The scene was bloody.  I had ripped the magical little fantasy world right out of my daughter’s heart and she let me know it.  The kid who refused to cry under duress, discipline, or disappointment quivered and shook, shedding more tears than a melting iceberg.  Tenderness, logic, bribery and “none of your friends still believe in Santa” were useless defenses.  She fled the scene and I returned to the mirror to touch up my streaking mascara.

I was the bad guy, that much was clear. What wasn’t so clear was that I was a victim too—a victim of my own good intentions. I knew this day would come, but I thought all the joy and magic of childhood expectation and wonder would far exceed the small speed bump of truth that lay far off down the road of broken dreams.

When I was six, I delighted in defrocking these myths. I delighted even more in sharing this profound wisdom with my ignorant older sister.  She did not thank me.

I didn’t expect my daughter to thank me either.  But yelling at me through her tears that “it’s like getting a dog and having it all your life then it dies and you can’t ever, ever get a new one!” seemed a bit extreme.  She proceeded to explain how I ruined everything because next Christmas she was going to ask Santa for snow; which is quite the request.  The Puget Sound is not known for winter blizzards.

“Santa cannot sanction snow.”

“What does that mean?” she hiccupped through sobs.

“It means the weather is not Santa’s gift to offer.”

That confession was the last nail in the coffin of my conviction.  I had been wrong!  Wrong from the start!  All those heartless people who told me it would be a mistake to let my children celebrate the holidays with this reckless, imaginative abandon, had been right.  I had scarred her for life.
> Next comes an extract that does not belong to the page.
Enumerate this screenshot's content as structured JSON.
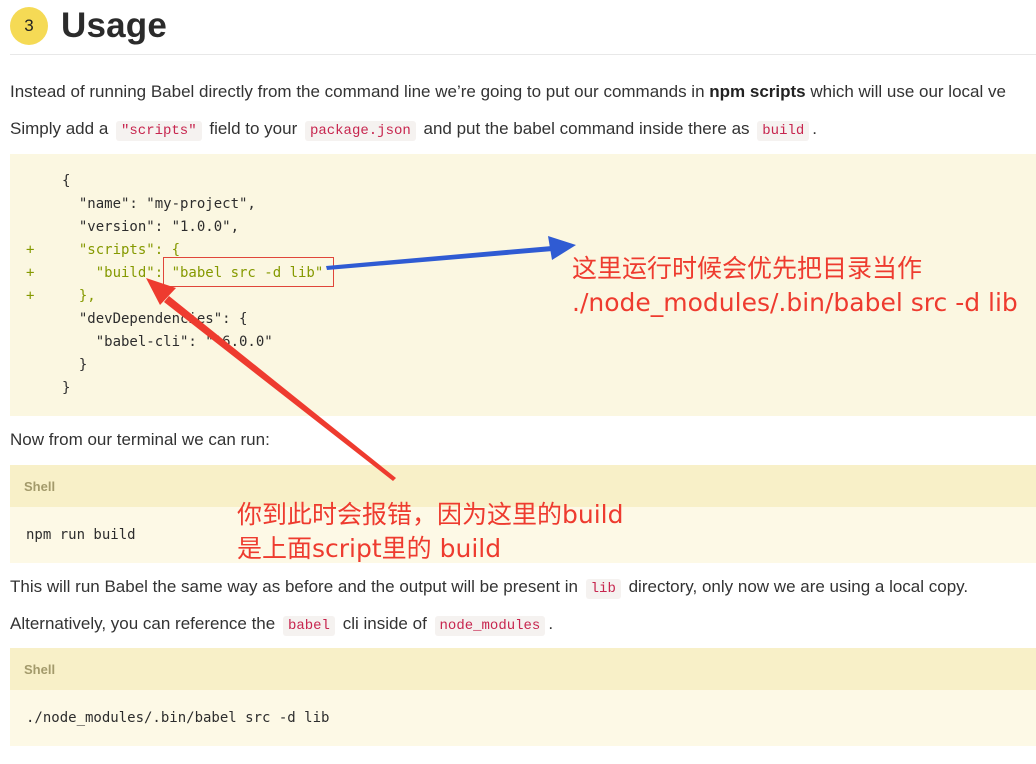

She would never trust me again, and my son would be next.  If I ever had another child, I would tell it from conception that all this nonsense about saints and bunnies and fairies is a bunch of hooey.  We’d take the Grinch’s approach and watch the fun from afar with bitter hearts—bitter, but at least not broken!

How we made it through breakfast this morning is still a mystery.  I was sure home school would be closed for the day.  But somewhere between toast and tooth-brushing the tears turned to a trickle.  School started and the scowls turned into smiles; and the smiles eventually turned into just another day.
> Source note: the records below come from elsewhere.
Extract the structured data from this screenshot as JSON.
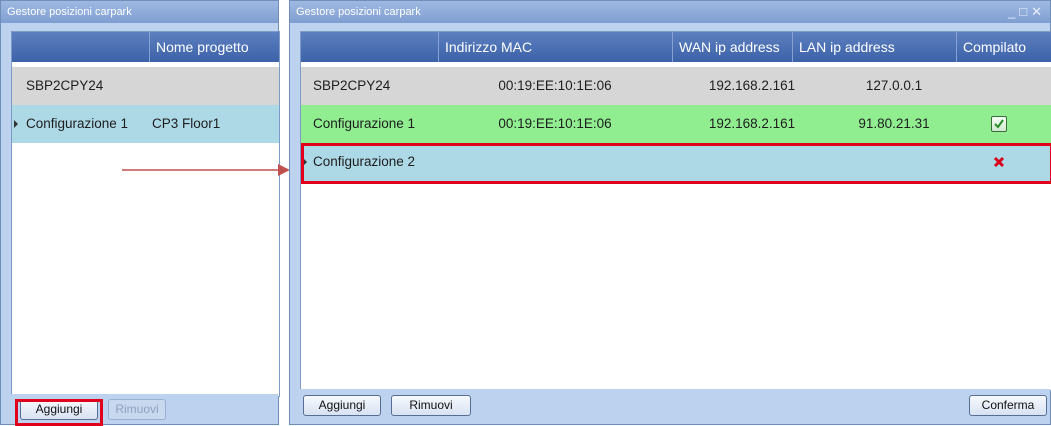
{
  "left_window": {
    "title": "Gestore posizioni carpark",
    "columns": [
      "",
      "Nome progetto"
    ],
    "rows": [
      {
        "name": "SBP2CPY24",
        "project": ""
      },
      {
        "name": "Configurazione 1",
        "project": "CP3 Floor1"
      }
    ],
    "buttons": {
      "add": "Aggiungi",
      "remove": "Rimuovi"
    }
  },
  "right_window": {
    "title": "Gestore posizioni carpark",
    "columns": [
      "",
      "Indirizzo MAC",
      "WAN ip address",
      "LAN ip address",
      "Compilato"
    ],
    "rows": [
      {
        "name": "SBP2CPY24",
        "mac": "00:19:EE:10:1E:06",
        "wan": "192.168.2.161",
        "lan": "127.0.0.1",
        "compiled": ""
      },
      {
        "name": "Configurazione 1",
        "mac": "00:19:EE:10:1E:06",
        "wan": "192.168.2.161",
        "lan": "91.80.21.31",
        "compiled": "check-icon"
      },
      {
        "name": "Configurazione 2",
        "mac": "",
        "wan": "",
        "lan": "",
        "compiled": "x-icon"
      }
    ],
    "buttons": {
      "add": "Aggiungi",
      "remove": "Rimuovi",
      "confirm": "Conferma"
    }
  },
  "colors": {
    "highlight": "#e0001b",
    "arrow": "#c0504d",
    "row_gray": "#d6d6d6",
    "row_green": "#90ee90",
    "row_blue": "#add8e6",
    "header": "#4a70b4"
  }
}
At dinner tonight, my seven-year old son with loose teeth of his own, pondered aloud the mystery of just how the tooth-fairy knows the exact right time to come.  He had slept through the early morning scandal, but it seemed my cover was about to be blown for the second time, crushing two children in one day.  My daughter’s fork clattered to her plate, sending peas flying.  Our eyes met.  With a sly smile and a lap full of legumes, she offered her younger brother a theory that the tooth fairy probably used a giant computer system to track everything.   Accepting that as a logical answer, my youngest went back to his dinner with no further fuss.

My daughter beamed at me. I had traded one secret for another with her.  Although a traumatic tantrum was the price we both paid, forgiveness came in sharing this new secret.  She was in-the-know; had one foot in the grown-up world now and felt the power that comes with every great discovery.  Exchanging one miserable morning for nine years of magic seemed a mere misdemeanor in the grand scheme of parental crimes.  After all–the saints, fairies, and bunnies get resurrected in all the little hearts that still believe.